You are here
Austin, Texas-based Whole Foods Market launched a nationwide effort to trigger awareness and action about the problems facing the U.S. food system by encouraging and educating consumers to take charge of their food choices.
The grocer initiated the "Let's Retake Our Plates" film series to help consumers understand how the food choices they make have an impact on health and the environment. The collection of 15 films range from the Academy Award Nominee for Best Documentary Feature film, "Food, Inc.," to independent documentary projects such as "King Corn" and "No Impact Man." The films will be shown throughout April as part of the company's Earth Month celebration.

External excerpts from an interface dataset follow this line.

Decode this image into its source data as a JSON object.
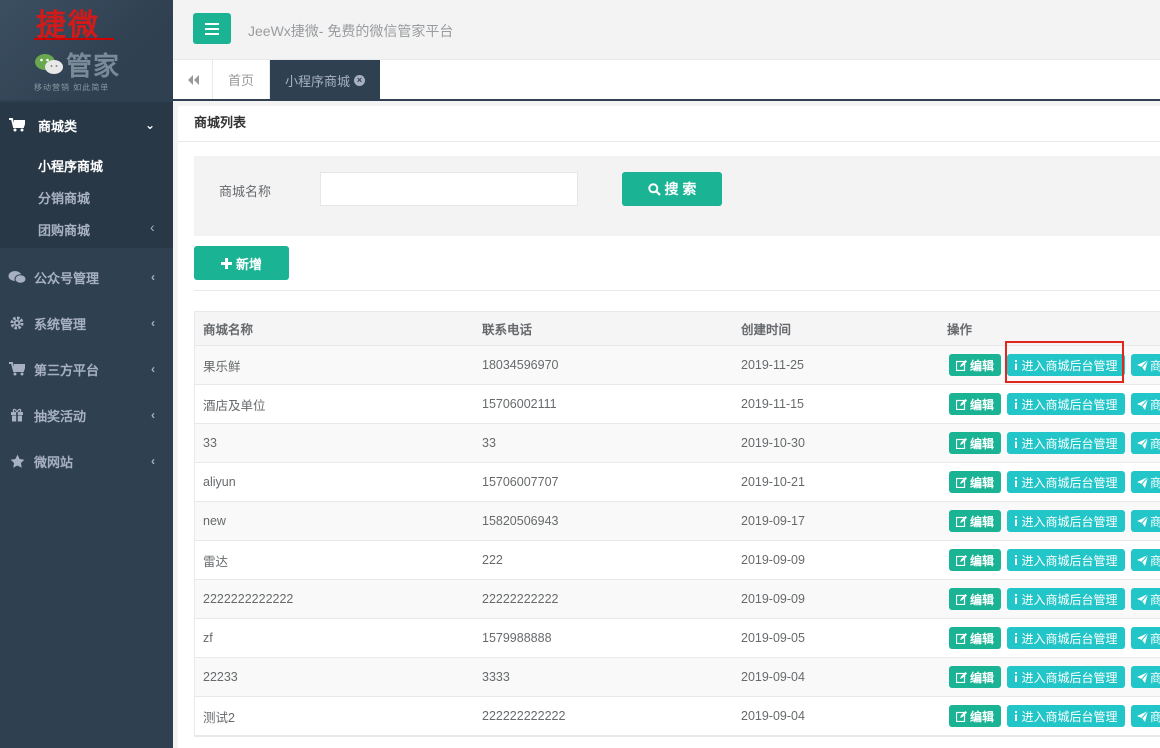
{
  "logo": {
    "brand_top": "捷微",
    "brand_sub": "管家",
    "tagline": "移动营销 如此简单"
  },
  "sidebar": {
    "active_group": {
      "label": "商城类",
      "icon": "cart-icon",
      "sub_items": [
        {
          "label": "小程序商城"
        },
        {
          "label": "分销商城"
        },
        {
          "label": "团购商城"
        }
      ]
    },
    "items": [
      {
        "label": "公众号管理",
        "icon": "wechat-icon"
      },
      {
        "label": "系统管理",
        "icon": "gear-icon"
      },
      {
        "label": "第三方平台",
        "icon": "cart-icon"
      },
      {
        "label": "抽奖活动",
        "icon": "gift-icon"
      },
      {
        "label": "微网站",
        "icon": "star-icon"
      }
    ]
  },
  "header": {
    "title": "JeeWx捷微- 免费的微信管家平台"
  },
  "tabs": [
    {
      "label": "首页"
    },
    {
      "label": "小程序商城"
    }
  ],
  "panel": {
    "title": "商城列表"
  },
  "search": {
    "label": "商城名称",
    "value": "",
    "button": "搜 索"
  },
  "toolbar": {
    "add_label": "新增"
  },
  "table": {
    "headers": [
      "商城名称",
      "联系电话",
      "创建时间",
      "操作"
    ],
    "actions": {
      "edit": "编辑",
      "enter": "进入商城后台管理",
      "more": "商"
    },
    "rows": [
      {
        "name": "果乐鲜",
        "phone": "18034596970",
        "date": "2019-11-25"
      },
      {
        "name": "酒店及单位",
        "phone": "15706002111",
        "date": "2019-11-15"
      },
      {
        "name": "33",
        "phone": "33",
        "date": "2019-10-30"
      },
      {
        "name": "aliyun",
        "phone": "15706007707",
        "date": "2019-10-21"
      },
      {
        "name": "new",
        "phone": "15820506943",
        "date": "2019-09-17"
      },
      {
        "name": "雷达",
        "phone": "222",
        "date": "2019-09-09"
      },
      {
        "name": "2222222222222",
        "phone": "22222222222",
        "date": "2019-09-09"
      },
      {
        "name": "zf",
        "phone": "1579988888",
        "date": "2019-09-05"
      },
      {
        "name": "22233",
        "phone": "3333",
        "date": "2019-09-04"
      },
      {
        "name": "测试2",
        "phone": "222222222222",
        "date": "2019-09-04"
      }
    ]
  },
  "colors": {
    "sidebar": "#2f4050",
    "primary": "#1ab394",
    "info": "#23c6c8",
    "highlight": "#e0261d"
  }
}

"Our goal is to help open people's eyes to the reality of what's going on with food in our world," said Mara Fleishman, global project leader of the "Let's Retake Our Plates" initiative. "Whole Foods has been committed to improving our food system for 30 years, and this is a great way to gather together to understand that every dollar spent in a grocery store is not the same. Conscious food choices can make a difference."
In April, Whole Foods will host more than 150 screenings in cities across the U.S. with the idea that the selected films will spark change through awareness, understanding and discussion of how today's food choices affect the environment, people's health, and the future of food.
Film screenings will take place across the country. Many will offer free admission, while some will request small donations for designated local nonprofits that work to improve the environment and food supply.
Additionally, some screenings will include post-film question-and-answer sessions to encourage further discussion on the thought-provoking topics.
This year's film list includes:
• Food, Inc.
• King Corn
• Big River
• End of the Line
• Future of Food
• The Garden
• No Impact Man
• Fast Food Nation
• Food Fight
• What's on Your Plate?
• Nourish: Food + Community
• Soylent Green
• Silent Running
Whole Foods operates more than 280 stores in the United States, Canada, and the United Kingdom.